There’s a certain kind of poetry in the repetition and simplicity of John 1 as the Gospel writer lays the groundwork for the world-bending story to follow. In today’s passage, we’re told directly that John was sent from God. There are no frills, no extra bits of information; nothing needs to be inferred or extrapolated. It’s direct and no-nonsense. But John wasn’t just sent from God. John was sent with a mission: to tell everyone that the light is coming. Each word works together to build anticipation for the coming of Jesus, which is a key characteristic of the Advent story.

However, the story of Advent and Jesus’ birth are familiar for many of us—so familiar that we often spend our time trying to make them more exotic to remind ourselves of the profound nature of the Incarnation. We create works of art and elaborate reworkings of these stories to remind ourselves that Jesus’ birth is not normal; it is paradigm-shattering.

The plain, understated way John’s Gospel opens up the story of Jesus might surprise us. The direct nature of the Gospel’s words are almost bracing; their simplicity prepares us to encounter the familiarity of God, who is always with us, and the profundity that God would become human and come to live among us.

John’s use of light as the symbol for Jesus further reveals this dichotomy. Like air or water, light is an ever-present aspect of our life. It’s so fundamental to our existence that we rarely contemplate its power or our inability to live our lives without it. John’s Gospel reminds us that Jesus is both entirely familiar and profoundly essential to our lives.

God, allow us to hear the sharp, clear call of the Advent story and to encounter Jesus again, as if for the first time. Amen.

Pray the Scriptures Using Audio Lectio
Read John 1:6-8, 19-28

0 Comments
Log In to leave a comment
Lectionary Week
December 7–13, 2020
Scripture Overview

Isaiah speaks of the day in which God’s Anointed One (Messiah) will bring good news to the poor and hope to the oppressed. Jesus will later read this passage and declare it to be about himself (Luke 4), so we read Isaiah’s prophecy during Advent. The psalmist rejoices that God has restored the fortunes of the people. They have come through a period of difficulty, but God has brought them into a place of joy. Throughout Advent, we also look forward to such rejoicing. Paul encourages the Thessalonians to pray continually with an attitude of gratitude and rejoicing, and the God of peace will sustain them. In the Gospel reading, John the Baptist repeats the theme from last week—that he is merely the messenger to prepare the way for the Lord.

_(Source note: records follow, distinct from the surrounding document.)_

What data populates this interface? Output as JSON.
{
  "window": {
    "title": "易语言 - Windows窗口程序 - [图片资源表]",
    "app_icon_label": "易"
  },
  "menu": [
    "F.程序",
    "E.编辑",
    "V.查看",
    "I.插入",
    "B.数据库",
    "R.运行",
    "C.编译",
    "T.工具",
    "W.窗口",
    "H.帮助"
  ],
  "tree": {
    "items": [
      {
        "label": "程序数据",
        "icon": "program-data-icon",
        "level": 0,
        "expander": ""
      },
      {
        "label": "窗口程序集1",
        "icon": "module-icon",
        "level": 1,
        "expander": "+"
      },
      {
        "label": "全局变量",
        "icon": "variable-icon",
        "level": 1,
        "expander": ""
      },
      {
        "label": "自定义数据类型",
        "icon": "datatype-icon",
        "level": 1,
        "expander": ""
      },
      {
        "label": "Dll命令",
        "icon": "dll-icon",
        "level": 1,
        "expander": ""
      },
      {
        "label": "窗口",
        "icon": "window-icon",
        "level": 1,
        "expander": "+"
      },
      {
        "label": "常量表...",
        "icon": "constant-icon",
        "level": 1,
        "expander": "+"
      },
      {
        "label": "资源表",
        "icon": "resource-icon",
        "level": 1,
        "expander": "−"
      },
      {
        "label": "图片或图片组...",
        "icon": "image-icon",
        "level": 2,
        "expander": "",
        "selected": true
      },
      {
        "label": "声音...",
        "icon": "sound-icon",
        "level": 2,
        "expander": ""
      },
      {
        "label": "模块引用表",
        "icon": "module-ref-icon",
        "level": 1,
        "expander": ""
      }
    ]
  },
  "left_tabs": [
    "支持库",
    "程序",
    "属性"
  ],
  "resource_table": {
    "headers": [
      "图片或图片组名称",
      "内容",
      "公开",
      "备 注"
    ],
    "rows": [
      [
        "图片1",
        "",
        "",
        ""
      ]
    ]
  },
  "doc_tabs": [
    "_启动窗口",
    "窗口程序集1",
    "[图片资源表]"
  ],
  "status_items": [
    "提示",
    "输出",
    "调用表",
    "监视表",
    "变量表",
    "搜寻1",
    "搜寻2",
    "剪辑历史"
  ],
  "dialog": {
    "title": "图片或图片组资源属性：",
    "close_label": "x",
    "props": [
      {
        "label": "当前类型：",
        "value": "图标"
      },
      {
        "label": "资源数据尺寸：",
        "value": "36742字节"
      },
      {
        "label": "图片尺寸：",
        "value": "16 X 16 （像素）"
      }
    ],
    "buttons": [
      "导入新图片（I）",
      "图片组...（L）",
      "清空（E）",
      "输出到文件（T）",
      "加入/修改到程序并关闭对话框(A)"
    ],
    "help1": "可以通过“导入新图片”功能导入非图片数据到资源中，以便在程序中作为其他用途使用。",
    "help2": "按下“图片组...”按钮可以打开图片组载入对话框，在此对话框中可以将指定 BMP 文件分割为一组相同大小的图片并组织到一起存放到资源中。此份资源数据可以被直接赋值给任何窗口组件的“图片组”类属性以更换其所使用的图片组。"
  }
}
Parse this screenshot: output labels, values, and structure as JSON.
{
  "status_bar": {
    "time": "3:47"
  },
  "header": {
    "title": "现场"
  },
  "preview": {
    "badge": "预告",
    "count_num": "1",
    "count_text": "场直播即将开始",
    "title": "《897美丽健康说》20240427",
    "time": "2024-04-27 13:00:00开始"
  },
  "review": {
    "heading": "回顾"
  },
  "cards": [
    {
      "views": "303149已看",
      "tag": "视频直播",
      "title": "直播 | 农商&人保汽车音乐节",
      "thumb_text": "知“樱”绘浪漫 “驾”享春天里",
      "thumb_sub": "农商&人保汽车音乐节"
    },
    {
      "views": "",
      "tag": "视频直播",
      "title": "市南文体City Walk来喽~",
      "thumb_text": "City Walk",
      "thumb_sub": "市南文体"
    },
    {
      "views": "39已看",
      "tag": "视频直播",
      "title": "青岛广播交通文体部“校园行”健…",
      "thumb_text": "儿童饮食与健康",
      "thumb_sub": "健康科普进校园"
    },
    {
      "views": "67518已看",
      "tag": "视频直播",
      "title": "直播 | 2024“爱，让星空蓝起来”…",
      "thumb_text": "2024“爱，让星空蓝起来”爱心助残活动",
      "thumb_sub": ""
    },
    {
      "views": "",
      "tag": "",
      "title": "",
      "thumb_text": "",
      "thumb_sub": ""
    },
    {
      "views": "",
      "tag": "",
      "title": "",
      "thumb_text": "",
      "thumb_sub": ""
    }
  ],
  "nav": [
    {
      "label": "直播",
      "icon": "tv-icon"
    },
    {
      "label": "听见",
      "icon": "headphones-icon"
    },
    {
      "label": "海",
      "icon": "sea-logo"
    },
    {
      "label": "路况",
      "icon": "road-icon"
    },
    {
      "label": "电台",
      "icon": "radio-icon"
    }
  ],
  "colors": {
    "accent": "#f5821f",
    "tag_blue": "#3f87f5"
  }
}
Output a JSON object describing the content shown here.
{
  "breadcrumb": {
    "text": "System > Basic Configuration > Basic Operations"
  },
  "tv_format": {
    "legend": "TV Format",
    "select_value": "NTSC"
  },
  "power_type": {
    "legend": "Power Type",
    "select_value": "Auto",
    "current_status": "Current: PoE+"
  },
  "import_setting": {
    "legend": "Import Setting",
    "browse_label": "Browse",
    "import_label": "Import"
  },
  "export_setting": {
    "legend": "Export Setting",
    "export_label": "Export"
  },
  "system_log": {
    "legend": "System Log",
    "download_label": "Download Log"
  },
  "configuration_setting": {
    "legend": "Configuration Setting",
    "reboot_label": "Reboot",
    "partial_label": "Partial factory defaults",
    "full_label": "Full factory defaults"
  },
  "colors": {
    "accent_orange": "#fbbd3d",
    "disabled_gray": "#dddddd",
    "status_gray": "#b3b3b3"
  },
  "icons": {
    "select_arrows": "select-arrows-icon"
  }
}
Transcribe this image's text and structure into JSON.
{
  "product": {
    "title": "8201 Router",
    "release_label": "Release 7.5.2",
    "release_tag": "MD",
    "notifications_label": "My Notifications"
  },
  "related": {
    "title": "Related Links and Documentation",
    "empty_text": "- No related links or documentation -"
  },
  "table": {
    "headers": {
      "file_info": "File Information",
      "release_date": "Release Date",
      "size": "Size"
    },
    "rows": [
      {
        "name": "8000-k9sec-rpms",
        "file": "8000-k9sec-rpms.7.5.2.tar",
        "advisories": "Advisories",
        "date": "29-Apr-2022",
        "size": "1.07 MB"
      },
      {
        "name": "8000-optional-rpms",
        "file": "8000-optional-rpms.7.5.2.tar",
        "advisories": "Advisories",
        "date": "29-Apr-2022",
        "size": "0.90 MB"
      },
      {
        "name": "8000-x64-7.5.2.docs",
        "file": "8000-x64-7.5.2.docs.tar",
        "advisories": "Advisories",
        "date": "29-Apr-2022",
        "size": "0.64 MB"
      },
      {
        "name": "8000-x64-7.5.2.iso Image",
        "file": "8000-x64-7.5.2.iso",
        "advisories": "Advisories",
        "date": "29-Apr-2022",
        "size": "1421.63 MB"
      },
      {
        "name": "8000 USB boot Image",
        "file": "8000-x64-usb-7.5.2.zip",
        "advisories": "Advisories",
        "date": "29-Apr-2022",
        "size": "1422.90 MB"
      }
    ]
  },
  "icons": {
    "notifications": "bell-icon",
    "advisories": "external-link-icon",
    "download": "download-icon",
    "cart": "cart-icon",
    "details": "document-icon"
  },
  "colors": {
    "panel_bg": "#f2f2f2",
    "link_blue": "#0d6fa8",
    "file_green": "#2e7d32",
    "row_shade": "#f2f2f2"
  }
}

Questions and Suggestions for Reflection

Read Isaiah 61:1-4, 8-11. God is coming. How do Isaiah’s words of praise and justice inspire you to act in response?
Read Psalm 126. How do you celebrate the justice that you have seen come to fruition while hoping for future justice? How does your anticipation of the fullness of justice affect your faith?
Read 1 Thessalonians 5:16-24. How can you return to the basics of faith during this Advent season?
Read John 1:6-8, 19-28. How is this Advent season both familiar and new for you? How might simple announcements of Jesus’ coming change your experience of the season?

Respond by posting a prayer.

I join many of those who will pray for you as you seek to discern what you are called to be at this moment. May God grant you the courage to fulfill that calling. May we all open our eyes and see the misery, open our ears and hear the cries of God’s people, and, like God through the Lord Jesus Christ, be incarnate amongst them.” 

View a growing list of resources for the spiritual work of overcoming racism.